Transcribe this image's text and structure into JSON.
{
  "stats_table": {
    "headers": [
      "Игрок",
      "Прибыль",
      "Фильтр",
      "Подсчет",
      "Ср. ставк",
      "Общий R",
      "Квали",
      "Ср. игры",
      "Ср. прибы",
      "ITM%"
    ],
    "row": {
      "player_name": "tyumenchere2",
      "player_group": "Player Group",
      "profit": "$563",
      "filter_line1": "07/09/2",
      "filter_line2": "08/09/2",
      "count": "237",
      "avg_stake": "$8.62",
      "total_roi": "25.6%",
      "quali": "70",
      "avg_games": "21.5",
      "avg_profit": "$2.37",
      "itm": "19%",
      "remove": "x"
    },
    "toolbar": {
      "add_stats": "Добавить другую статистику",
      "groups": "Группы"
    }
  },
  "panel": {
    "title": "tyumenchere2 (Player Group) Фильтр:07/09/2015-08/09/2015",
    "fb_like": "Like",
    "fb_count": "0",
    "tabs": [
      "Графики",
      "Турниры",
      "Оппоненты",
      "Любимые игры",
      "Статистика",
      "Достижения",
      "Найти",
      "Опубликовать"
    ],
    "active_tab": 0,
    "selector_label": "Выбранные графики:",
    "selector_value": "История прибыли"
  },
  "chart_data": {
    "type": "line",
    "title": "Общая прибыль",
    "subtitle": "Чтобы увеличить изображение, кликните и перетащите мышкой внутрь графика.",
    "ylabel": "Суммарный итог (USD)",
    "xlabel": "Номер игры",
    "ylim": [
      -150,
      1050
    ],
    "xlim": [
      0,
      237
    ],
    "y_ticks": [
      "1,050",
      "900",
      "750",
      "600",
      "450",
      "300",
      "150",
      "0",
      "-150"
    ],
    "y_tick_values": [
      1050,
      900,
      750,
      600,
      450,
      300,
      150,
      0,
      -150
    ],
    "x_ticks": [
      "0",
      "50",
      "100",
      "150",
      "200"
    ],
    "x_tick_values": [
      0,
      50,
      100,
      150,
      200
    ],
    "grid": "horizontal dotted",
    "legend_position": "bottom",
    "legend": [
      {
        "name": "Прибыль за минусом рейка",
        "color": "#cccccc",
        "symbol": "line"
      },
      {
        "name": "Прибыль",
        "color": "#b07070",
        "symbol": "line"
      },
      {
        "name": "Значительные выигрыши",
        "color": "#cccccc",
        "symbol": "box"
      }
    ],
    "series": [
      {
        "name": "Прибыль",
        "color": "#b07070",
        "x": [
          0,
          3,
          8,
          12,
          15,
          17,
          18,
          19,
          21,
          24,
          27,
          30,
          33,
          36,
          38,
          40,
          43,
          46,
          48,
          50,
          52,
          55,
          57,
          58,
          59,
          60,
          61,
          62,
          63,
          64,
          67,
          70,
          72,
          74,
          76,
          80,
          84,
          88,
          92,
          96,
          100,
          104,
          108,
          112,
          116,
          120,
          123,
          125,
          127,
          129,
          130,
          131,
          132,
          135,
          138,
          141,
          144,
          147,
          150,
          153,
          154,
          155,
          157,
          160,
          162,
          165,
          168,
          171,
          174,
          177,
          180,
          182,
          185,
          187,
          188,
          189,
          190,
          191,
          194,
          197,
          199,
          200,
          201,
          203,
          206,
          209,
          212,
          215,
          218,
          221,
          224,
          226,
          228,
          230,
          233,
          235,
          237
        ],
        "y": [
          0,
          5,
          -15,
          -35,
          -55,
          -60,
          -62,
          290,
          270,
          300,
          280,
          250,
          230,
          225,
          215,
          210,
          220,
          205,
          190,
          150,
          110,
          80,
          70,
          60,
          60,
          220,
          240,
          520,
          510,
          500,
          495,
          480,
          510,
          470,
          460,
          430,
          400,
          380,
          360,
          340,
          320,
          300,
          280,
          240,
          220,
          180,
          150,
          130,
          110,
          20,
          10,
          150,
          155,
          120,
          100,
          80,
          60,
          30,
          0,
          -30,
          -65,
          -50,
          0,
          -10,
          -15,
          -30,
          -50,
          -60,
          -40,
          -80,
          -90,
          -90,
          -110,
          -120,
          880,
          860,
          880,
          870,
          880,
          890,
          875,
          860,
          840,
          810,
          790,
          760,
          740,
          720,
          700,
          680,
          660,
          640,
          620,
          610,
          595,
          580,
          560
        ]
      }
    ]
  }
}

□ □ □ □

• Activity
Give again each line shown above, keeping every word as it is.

• Response area
Transcribe this image's text and structure into JSON.
{
  "stats_table": {
    "headers": [
      "Игрок",
      "Прибыль",
      "Фильтр",
      "Подсчет",
      "Ср. ставк",
      "Общий R",
      "Квали",
      "Ср. игры",
      "Ср. прибы",
      "ITM%"
    ],
    "row": {
      "player_name": "tyumenchere2",
      "player_group": "Player Group",
      "profit": "$563",
      "filter_line1": "07/09/2",
      "filter_line2": "08/09/2",
      "count": "237",
      "avg_stake": "$8.62",
      "total_roi": "25.6%",
      "quali": "70",
      "avg_games": "21.5",
      "avg_profit": "$2.37",
      "itm": "19%",
      "remove": "x"
    },
    "toolbar": {
      "add_stats": "Добавить другую статистику",
      "groups": "Группы"
    }
  },
  "panel": {
    "title": "tyumenchere2 (Player Group) Фильтр:07/09/2015-08/09/2015",
    "fb_like": "Like",
    "fb_count": "0",
    "tabs": [
      "Графики",
      "Турниры",
      "Оппоненты",
      "Любимые игры",
      "Статистика",
      "Достижения",
      "Найти",
      "Опубликовать"
    ],
    "active_tab": 0,
    "selector_label": "Выбранные графики:",
    "selector_value": "История прибыли"
  },
  "chart_data": {
    "type": "line",
    "title": "Общая прибыль",
    "subtitle": "Чтобы увеличить изображение, кликните и перетащите мышкой внутрь графика.",
    "ylabel": "Суммарный итог (USD)",
    "xlabel": "Номер игры",
    "ylim": [
      -150,
      1050
    ],
    "xlim": [
      0,
      237
    ],
    "y_ticks": [
      "1,050",
      "900",
      "750",
      "600",
      "450",
      "300",
      "150",
      "0",
      "-150"
    ],
    "y_tick_values": [
      1050,
      900,
      750,
      600,
      450,
      300,
      150,
      0,
      -150
    ],
    "x_ticks": [
      "0",
      "50",
      "100",
      "150",
      "200"
    ],
    "x_tick_values": [
      0,
      50,
      100,
      150,
      200
    ],
    "grid": "horizontal dotted",
    "legend_position": "bottom",
    "legend": [
      {
        "name": "Прибыль за минусом рейка",
        "color": "#cccccc",
        "symbol": "line"
      },
      {
        "name": "Прибыль",
        "color": "#b07070",
        "symbol": "line"
      },
      {
        "name": "Значительные выигрыши",
        "color": "#cccccc",
        "symbol": "box"
      }
    ],
    "series": [
      {
        "name": "Прибыль",
        "color": "#b07070",
        "x": [
          0,
          3,
          8,
          12,
          15,
          17,
          18,
          19,
          21,
          24,
          27,
          30,
          33,
          36,
          38,
          40,
          43,
          46,
          48,
          50,
          52,
          55,
          57,
          58,
          59,
          60,
          61,
          62,
          63,
          64,
          67,
          70,
          72,
          74,
          76,
          80,
          84,
          88,
          92,
          96,
          100,
          104,
          108,
          112,
          116,
          120,
          123,
          125,
          127,
          129,
          130,
          131,
          132,
          135,
          138,
          141,
          144,
          147,
          150,
          153,
          154,
          155,
          157,
          160,
          162,
          165,
          168,
          171,
          174,
          177,
          180,
          182,
          185,
          187,
          188,
          189,
          190,
          191,
          194,
          197,
          199,
          200,
          201,
          203,
          206,
          209,
          212,
          215,
          218,
          221,
          224,
          226,
          228,
          230,
          233,
          235,
          237
        ],
        "y": [
          0,
          5,
          -15,
          -35,
          -55,
          -60,
          -62,
          290,
          270,
          300,
          280,
          250,
          230,
          225,
          215,
          210,
          220,
          205,
          190,
          150,
          110,
          80,
          70,
          60,
          60,
          220,
          240,
          520,
          510,
          500,
          495,
          480,
          510,
          470,
          460,
          430,
          400,
          380,
          360,
          340,
          320,
          300,
          280,
          240,
          220,
          180,
          150,
          130,
          110,
          20,
          10,
          150,
          155,
          120,
          100,
          80,
          60,
          30,
          0,
          -30,
          -65,
          -50,
          0,
          -10,
          -15,
          -30,
          -50,
          -60,
          -40,
          -80,
          -90,
          -90,
          -110,
          -120,
          880,
          860,
          880,
          870,
          880,
          890,
          875,
          860,
          840,
          810,
          790,
          760,
          740,
          720,
          700,
          680,
          660,
          640,
          620,
          610,
          595,
          580,
          560
        ]
      }
    ]
  }
}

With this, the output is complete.